(Extracted data begins)

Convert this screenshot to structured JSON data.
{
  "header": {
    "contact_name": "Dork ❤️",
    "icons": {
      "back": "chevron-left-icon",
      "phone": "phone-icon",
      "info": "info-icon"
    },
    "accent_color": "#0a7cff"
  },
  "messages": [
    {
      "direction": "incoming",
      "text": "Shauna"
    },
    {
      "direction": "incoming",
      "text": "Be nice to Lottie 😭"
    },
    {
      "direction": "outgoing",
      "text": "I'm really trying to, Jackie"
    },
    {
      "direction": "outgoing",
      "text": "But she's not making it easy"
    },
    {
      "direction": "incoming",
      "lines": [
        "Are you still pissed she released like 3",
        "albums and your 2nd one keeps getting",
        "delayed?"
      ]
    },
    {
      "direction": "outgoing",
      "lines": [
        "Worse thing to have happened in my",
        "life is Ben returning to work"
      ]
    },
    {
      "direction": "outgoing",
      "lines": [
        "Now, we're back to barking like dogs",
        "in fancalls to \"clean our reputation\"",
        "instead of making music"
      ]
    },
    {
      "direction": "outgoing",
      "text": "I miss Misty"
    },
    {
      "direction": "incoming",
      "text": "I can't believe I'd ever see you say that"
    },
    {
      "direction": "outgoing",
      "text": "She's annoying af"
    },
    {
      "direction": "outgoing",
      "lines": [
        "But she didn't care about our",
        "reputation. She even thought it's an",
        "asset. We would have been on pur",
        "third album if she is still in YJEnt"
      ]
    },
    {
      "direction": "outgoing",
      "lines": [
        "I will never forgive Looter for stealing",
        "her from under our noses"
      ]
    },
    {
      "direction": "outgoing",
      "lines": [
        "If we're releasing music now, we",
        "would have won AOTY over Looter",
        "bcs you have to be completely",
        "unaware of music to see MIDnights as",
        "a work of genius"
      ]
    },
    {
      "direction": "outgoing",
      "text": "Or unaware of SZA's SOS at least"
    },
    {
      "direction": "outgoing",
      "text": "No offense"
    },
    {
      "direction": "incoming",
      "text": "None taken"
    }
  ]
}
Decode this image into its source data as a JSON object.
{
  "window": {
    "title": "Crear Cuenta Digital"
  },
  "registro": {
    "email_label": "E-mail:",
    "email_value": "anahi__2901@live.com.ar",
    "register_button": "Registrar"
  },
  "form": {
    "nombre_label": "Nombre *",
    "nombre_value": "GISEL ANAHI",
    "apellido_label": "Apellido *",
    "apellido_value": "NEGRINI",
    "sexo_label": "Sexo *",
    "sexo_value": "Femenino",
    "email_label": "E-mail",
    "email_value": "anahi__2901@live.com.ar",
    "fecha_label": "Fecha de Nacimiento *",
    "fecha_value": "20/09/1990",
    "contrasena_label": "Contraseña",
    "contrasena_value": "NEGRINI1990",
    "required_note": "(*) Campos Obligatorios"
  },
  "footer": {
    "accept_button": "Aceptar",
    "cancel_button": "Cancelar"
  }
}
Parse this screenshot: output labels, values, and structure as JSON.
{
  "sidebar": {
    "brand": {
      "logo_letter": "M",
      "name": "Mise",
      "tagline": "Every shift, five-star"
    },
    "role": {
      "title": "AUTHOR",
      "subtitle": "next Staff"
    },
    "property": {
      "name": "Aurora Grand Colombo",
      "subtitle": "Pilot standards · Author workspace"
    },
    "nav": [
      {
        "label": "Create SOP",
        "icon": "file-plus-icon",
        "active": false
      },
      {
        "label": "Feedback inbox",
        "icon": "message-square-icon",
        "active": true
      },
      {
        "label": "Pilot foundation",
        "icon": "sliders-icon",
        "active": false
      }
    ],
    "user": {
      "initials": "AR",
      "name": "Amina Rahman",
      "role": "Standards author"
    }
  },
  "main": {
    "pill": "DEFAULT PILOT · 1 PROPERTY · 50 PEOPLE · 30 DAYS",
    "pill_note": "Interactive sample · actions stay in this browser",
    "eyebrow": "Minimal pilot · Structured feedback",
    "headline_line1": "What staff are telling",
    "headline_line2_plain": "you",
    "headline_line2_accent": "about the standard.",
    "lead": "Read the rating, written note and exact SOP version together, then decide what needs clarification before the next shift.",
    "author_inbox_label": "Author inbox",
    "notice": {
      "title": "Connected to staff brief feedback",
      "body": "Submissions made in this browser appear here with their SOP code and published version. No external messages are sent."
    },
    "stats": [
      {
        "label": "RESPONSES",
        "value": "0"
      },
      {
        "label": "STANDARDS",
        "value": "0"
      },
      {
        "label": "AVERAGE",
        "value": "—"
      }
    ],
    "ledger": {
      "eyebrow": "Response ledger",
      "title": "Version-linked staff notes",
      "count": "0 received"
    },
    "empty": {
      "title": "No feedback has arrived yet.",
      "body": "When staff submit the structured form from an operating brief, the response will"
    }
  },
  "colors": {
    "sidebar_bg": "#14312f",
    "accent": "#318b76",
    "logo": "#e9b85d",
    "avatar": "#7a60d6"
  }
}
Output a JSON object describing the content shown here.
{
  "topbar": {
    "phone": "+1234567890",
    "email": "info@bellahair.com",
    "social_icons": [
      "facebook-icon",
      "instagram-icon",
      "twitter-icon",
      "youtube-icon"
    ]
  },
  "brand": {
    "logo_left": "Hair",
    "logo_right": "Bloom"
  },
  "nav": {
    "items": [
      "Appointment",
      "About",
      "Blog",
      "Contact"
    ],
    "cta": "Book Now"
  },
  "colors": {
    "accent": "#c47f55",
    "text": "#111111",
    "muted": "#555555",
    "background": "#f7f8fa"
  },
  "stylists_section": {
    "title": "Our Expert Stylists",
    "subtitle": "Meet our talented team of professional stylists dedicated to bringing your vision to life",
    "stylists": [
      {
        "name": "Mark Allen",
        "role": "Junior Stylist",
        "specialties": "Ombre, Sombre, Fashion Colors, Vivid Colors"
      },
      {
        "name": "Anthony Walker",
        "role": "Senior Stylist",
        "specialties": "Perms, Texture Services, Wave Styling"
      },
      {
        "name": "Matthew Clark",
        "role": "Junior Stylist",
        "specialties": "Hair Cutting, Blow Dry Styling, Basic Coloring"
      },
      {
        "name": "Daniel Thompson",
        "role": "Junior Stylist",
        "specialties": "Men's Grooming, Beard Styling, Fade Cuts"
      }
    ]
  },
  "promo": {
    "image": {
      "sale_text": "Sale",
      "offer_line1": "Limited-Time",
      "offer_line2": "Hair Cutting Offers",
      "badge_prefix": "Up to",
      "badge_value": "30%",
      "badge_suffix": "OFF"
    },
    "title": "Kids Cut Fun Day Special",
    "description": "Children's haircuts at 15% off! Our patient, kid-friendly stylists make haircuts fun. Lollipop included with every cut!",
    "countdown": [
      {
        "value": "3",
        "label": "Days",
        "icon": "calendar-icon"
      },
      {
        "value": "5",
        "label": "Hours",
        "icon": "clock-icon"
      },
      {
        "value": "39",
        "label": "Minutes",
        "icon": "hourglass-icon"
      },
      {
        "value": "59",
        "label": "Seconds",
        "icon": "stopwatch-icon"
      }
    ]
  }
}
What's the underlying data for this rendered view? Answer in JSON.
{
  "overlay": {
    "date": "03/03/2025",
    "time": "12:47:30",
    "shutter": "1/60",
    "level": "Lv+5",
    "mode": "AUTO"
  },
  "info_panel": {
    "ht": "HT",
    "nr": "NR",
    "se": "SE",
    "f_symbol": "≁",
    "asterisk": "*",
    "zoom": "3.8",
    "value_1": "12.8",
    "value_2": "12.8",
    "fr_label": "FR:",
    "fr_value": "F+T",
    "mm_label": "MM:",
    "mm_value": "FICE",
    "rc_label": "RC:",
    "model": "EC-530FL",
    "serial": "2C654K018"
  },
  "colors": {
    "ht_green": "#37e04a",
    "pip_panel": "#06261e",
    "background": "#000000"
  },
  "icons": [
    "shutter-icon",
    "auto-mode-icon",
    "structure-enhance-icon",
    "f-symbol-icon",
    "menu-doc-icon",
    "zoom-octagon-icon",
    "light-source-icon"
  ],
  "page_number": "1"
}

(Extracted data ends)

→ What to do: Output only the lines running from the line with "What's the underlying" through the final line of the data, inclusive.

→ Reply:
What's the underlying data for this rendered view? Answer in JSON.
{
  "overlay": {
    "date": "03/03/2025",
    "time": "12:47:30",
    "shutter": "1/60",
    "level": "Lv+5",
    "mode": "AUTO"
  },
  "info_panel": {
    "ht": "HT",
    "nr": "NR",
    "se": "SE",
    "f_symbol": "≁",
    "asterisk": "*",
    "zoom": "3.8",
    "value_1": "12.8",
    "value_2": "12.8",
    "fr_label": "FR:",
    "fr_value": "F+T",
    "mm_label": "MM:",
    "mm_value": "FICE",
    "rc_label": "RC:",
    "model": "EC-530FL",
    "serial": "2C654K018"
  },
  "colors": {
    "ht_green": "#37e04a",
    "pip_panel": "#06261e",
    "background": "#000000"
  },
  "icons": [
    "shutter-icon",
    "auto-mode-icon",
    "structure-enhance-icon",
    "f-symbol-icon",
    "menu-doc-icon",
    "zoom-octagon-icon",
    "light-source-icon"
  ],
  "page_number": "1"
}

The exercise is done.